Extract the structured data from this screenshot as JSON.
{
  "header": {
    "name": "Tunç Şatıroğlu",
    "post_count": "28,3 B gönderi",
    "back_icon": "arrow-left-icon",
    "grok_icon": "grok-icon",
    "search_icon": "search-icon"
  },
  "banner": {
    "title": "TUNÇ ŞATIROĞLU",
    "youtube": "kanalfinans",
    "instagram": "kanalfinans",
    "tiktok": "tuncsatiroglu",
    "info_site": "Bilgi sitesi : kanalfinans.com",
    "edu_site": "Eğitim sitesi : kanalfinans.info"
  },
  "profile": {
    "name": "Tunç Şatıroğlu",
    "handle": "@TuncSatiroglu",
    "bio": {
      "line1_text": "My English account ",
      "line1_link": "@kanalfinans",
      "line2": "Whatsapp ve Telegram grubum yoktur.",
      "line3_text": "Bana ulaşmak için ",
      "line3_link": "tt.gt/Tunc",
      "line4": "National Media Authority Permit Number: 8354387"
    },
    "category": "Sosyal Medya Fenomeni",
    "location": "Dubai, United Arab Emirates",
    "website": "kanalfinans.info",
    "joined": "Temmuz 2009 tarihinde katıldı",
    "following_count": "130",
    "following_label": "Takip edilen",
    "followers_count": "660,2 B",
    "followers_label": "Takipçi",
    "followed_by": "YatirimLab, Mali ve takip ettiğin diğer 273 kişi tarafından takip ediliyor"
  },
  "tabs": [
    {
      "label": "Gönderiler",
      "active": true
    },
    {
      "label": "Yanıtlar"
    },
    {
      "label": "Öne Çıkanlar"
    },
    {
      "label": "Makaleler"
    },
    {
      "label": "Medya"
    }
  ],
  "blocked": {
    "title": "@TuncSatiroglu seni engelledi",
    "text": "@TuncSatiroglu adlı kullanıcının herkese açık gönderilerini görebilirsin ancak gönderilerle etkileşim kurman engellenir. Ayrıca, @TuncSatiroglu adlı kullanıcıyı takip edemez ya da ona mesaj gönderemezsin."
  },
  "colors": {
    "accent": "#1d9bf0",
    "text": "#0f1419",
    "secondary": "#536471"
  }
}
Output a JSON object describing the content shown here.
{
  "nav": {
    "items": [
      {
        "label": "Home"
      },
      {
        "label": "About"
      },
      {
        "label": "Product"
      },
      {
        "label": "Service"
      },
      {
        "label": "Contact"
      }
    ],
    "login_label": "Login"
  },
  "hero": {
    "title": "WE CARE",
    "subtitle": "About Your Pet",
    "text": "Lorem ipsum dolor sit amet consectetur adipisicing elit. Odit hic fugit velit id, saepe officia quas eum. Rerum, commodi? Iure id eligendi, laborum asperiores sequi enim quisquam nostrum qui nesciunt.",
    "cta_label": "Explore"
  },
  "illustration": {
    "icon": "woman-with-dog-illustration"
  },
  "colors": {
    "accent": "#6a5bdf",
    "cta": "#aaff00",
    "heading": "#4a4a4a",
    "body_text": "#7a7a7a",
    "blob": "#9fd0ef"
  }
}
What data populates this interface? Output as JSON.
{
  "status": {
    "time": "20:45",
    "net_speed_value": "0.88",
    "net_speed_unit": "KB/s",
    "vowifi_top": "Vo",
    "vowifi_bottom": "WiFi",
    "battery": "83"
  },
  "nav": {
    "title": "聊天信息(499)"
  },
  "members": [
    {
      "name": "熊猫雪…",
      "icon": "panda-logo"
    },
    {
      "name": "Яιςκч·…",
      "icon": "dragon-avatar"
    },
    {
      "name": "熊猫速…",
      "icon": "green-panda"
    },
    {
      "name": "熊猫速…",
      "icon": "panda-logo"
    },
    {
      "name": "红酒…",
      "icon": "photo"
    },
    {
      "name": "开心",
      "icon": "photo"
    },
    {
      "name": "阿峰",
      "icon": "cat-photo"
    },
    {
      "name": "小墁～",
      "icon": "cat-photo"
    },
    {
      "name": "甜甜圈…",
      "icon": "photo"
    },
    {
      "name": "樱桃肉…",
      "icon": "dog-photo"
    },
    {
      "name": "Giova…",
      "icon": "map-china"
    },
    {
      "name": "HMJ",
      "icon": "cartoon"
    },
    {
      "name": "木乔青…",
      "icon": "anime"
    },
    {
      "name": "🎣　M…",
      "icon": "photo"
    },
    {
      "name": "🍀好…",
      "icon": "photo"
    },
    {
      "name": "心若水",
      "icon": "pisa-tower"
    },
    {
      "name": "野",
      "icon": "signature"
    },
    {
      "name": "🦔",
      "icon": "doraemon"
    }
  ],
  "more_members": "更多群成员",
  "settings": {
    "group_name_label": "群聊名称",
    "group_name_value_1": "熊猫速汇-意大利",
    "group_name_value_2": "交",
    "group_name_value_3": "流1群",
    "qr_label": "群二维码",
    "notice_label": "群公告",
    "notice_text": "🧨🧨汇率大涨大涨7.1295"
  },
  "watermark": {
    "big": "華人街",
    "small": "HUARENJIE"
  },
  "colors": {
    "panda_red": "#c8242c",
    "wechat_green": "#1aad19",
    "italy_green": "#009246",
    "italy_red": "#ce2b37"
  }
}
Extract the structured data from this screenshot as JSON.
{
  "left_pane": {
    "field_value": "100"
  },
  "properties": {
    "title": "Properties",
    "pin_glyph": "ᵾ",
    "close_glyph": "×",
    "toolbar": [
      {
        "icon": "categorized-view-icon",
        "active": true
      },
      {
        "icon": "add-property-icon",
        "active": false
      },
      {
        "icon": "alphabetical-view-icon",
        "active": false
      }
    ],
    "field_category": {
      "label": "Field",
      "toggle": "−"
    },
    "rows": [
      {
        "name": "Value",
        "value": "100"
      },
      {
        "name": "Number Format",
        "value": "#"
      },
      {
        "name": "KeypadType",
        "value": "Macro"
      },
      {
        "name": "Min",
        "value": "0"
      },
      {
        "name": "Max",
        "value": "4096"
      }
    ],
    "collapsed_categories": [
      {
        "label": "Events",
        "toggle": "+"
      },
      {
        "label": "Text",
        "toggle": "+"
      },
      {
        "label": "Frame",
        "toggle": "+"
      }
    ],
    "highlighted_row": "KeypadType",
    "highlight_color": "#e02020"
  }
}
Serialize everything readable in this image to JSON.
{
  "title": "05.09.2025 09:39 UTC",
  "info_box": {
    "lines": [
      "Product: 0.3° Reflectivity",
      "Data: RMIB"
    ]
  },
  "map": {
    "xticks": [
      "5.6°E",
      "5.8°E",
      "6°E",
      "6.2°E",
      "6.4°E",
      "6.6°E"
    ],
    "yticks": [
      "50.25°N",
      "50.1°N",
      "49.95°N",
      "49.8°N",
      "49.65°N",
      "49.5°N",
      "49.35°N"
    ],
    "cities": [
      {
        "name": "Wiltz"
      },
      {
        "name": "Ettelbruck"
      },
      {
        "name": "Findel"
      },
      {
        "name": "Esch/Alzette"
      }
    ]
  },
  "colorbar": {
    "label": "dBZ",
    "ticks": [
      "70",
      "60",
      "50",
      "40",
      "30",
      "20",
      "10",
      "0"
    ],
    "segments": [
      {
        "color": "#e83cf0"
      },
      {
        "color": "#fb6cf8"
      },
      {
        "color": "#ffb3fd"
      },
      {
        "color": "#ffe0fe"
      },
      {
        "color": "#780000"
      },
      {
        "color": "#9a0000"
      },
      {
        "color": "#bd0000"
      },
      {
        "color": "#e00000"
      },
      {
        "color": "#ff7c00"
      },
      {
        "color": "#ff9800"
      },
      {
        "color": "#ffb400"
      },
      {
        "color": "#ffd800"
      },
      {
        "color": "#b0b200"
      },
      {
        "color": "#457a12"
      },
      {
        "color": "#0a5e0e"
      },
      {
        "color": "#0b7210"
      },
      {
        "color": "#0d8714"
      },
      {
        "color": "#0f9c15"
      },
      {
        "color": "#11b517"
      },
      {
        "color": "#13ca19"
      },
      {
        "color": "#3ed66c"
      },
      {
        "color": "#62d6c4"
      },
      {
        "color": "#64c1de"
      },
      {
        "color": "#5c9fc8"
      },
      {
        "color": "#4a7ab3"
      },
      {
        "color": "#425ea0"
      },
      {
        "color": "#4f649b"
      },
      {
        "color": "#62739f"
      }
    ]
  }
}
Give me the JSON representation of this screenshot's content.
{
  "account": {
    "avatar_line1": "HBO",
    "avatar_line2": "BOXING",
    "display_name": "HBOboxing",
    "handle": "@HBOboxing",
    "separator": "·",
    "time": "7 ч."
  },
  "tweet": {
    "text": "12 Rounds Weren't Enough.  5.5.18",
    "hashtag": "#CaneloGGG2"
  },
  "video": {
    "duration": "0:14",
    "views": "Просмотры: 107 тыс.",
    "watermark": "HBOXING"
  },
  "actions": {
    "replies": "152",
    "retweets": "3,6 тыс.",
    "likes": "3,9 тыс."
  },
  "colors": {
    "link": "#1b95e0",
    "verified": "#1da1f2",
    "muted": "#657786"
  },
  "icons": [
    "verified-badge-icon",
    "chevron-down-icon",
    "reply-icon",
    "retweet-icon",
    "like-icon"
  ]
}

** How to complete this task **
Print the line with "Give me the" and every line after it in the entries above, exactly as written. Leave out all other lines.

** Solution **
Give me the JSON representation of this screenshot's content.
{
  "account": {
    "avatar_line1": "HBO",
    "avatar_line2": "BOXING",
    "display_name": "HBOboxing",
    "handle": "@HBOboxing",
    "separator": "·",
    "time": "7 ч."
  },
  "tweet": {
    "text": "12 Rounds Weren't Enough.  5.5.18",
    "hashtag": "#CaneloGGG2"
  },
  "video": {
    "duration": "0:14",
    "views": "Просмотры: 107 тыс.",
    "watermark": "HBOXING"
  },
  "actions": {
    "replies": "152",
    "retweets": "3,6 тыс.",
    "likes": "3,9 тыс."
  },
  "colors": {
    "link": "#1b95e0",
    "verified": "#1da1f2",
    "muted": "#657786"
  },
  "icons": [
    "verified-badge-icon",
    "chevron-down-icon",
    "reply-icon",
    "retweet-icon",
    "like-icon"
  ]
}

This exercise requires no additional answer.